A scholar moves beneath the cascading branches of a willow tree, his robes draped to the ground, his head slightly turned back and casting a thoughtful glance, as if remembering something he has left behind – this painting is a farewell present by Zhang Daqian (1899-1983), one of the most celebrated 20th century Chinese artists, to James Kedzie Penfield (1908-2004), a young American diplomat and personal friend of his. “Mr Penfield called on me twice at Da Feng Hall studio while I was out. This is a token for his return to the United States”, reads the dedication on the painting.
James was born in NYC in 1908. His mother was one of the first women to drive a car by herself all the way across the United States within a week. James must have inherited her pioneering spirit, because as a young Stanford graduate, he joined the small hand-picked team who travelled to China to work for the American Diplomatic Corps in the 1930s and 1940s. Although his diplomatic career later took him to posts all around the world, his daughter remembers him speaking fondly of “the best years of his life in Peking, Canton and Chunking”.
Whilst in China, James’ inquiring and adventurous spirit took him to conversations and friendships with prominent local artists, such as Zhang Daqian. Although not much detail of their friendship is known, the painting bears witness that it is with sadness the two parted. In the image of the scholar torn between leaving and lingering, Zhang Daqian has projected either himself or his American friend, or them both.
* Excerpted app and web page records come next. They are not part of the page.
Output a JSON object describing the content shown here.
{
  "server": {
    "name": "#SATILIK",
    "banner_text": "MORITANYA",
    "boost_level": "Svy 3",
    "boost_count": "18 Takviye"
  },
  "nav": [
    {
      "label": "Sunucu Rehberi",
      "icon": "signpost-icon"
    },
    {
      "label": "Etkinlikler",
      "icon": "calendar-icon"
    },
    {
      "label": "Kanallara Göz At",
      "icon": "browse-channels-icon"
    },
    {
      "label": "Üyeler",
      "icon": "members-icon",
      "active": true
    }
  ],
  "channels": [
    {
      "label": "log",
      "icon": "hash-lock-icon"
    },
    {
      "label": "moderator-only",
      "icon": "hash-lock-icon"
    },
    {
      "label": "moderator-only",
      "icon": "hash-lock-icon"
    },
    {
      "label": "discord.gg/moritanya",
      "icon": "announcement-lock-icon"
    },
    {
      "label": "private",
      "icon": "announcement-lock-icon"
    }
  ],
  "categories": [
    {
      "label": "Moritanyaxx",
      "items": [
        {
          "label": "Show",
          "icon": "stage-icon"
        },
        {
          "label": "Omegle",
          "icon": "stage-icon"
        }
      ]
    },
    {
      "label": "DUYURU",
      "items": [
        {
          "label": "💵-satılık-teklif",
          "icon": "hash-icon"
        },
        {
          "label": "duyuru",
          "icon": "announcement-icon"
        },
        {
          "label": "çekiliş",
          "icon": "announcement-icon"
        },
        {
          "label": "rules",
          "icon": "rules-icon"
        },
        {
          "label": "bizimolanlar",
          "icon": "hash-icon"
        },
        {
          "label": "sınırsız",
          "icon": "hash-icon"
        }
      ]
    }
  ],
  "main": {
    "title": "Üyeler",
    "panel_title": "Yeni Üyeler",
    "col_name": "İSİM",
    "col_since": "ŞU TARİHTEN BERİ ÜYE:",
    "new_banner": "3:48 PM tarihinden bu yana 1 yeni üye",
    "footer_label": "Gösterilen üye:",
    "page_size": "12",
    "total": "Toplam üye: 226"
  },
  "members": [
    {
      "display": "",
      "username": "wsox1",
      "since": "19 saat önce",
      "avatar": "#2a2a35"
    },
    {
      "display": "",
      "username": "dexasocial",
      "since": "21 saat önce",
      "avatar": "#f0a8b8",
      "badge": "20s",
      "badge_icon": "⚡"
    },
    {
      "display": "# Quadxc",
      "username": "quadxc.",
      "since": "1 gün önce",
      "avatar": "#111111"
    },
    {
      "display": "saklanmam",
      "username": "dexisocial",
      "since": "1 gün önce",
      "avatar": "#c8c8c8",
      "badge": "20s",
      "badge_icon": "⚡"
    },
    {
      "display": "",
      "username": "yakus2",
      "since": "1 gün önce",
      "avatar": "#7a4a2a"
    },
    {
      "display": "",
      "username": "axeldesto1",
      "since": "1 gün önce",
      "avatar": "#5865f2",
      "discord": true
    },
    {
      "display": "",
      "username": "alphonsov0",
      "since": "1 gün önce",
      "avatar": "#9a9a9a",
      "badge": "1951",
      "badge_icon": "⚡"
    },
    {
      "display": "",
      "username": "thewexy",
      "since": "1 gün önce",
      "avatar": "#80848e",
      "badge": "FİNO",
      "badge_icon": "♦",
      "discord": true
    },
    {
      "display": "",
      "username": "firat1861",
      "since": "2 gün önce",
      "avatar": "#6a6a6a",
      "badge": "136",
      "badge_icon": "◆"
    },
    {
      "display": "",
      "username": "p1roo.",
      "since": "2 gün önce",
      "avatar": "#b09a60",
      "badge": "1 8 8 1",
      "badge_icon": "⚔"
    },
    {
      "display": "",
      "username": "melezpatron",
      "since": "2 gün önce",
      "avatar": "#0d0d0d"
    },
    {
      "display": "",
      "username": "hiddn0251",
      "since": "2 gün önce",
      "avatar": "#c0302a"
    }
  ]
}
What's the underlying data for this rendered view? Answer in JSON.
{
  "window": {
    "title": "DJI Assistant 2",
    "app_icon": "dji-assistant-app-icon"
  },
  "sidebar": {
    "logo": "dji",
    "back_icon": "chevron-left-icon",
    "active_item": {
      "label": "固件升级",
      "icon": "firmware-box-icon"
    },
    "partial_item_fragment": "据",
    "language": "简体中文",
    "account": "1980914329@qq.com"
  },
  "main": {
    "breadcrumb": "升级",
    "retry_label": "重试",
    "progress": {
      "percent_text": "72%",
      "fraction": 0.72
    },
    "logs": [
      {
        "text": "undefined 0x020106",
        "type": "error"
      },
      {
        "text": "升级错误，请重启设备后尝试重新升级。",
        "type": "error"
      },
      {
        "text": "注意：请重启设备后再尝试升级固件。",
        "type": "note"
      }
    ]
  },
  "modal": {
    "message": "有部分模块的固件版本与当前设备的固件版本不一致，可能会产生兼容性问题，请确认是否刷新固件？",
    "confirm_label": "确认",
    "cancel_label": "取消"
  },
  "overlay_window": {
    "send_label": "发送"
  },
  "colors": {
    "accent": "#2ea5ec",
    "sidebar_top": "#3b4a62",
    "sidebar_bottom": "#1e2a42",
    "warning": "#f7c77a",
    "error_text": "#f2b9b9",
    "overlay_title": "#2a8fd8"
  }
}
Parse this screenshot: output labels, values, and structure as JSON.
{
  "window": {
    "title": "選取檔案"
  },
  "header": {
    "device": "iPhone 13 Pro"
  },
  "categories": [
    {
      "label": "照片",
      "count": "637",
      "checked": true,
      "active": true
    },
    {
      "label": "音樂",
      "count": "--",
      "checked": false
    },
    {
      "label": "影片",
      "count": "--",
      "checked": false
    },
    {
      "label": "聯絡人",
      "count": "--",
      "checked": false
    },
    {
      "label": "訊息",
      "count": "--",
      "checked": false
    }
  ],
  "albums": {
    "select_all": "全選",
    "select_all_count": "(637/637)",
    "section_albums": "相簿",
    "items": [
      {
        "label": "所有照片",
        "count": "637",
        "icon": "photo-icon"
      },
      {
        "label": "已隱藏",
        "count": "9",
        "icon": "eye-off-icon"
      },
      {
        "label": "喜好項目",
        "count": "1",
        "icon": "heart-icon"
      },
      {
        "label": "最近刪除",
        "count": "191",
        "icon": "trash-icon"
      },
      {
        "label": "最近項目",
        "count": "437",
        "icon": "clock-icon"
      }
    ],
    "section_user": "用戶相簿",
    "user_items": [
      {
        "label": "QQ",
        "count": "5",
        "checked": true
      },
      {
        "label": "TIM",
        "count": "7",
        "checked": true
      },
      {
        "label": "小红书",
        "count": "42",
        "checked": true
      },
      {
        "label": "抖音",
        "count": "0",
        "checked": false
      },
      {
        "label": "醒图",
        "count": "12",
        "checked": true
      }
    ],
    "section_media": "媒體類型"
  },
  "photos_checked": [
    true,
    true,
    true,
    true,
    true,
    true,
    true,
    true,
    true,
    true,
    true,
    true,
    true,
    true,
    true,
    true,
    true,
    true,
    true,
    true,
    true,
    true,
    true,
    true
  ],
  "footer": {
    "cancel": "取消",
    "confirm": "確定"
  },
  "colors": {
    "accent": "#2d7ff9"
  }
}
The painting is dated 1944, when Zhang has just returned to Shanghai from a two-year trip to the Dunhuang Grottos in West China. The study of ancient Buddhist murals transformed his Shitao and Badashanren-inspired literati style to a colour-intensive and sumptuous one, before developing the expressive splashed-ink technique for which he is most well-known. In the present painting, carried out in his early style, Zhang aligns himself with the centuries-old literati tradition of portraying the scholar-recluse, who prefers the retreat into nature to the possession of worldly treasures. Beyond the simple and minimalistic surface, the ease and at the same time certainty with which Zhang carries out the free flow of lines recalls Liang Kai’s masterpiece of the poet Li Bai.
This work by Zhang will be offered in our upcoming Fine Asian Works of Art auction, taking place in London on 08 November as part of the prestigious Asian Art in London.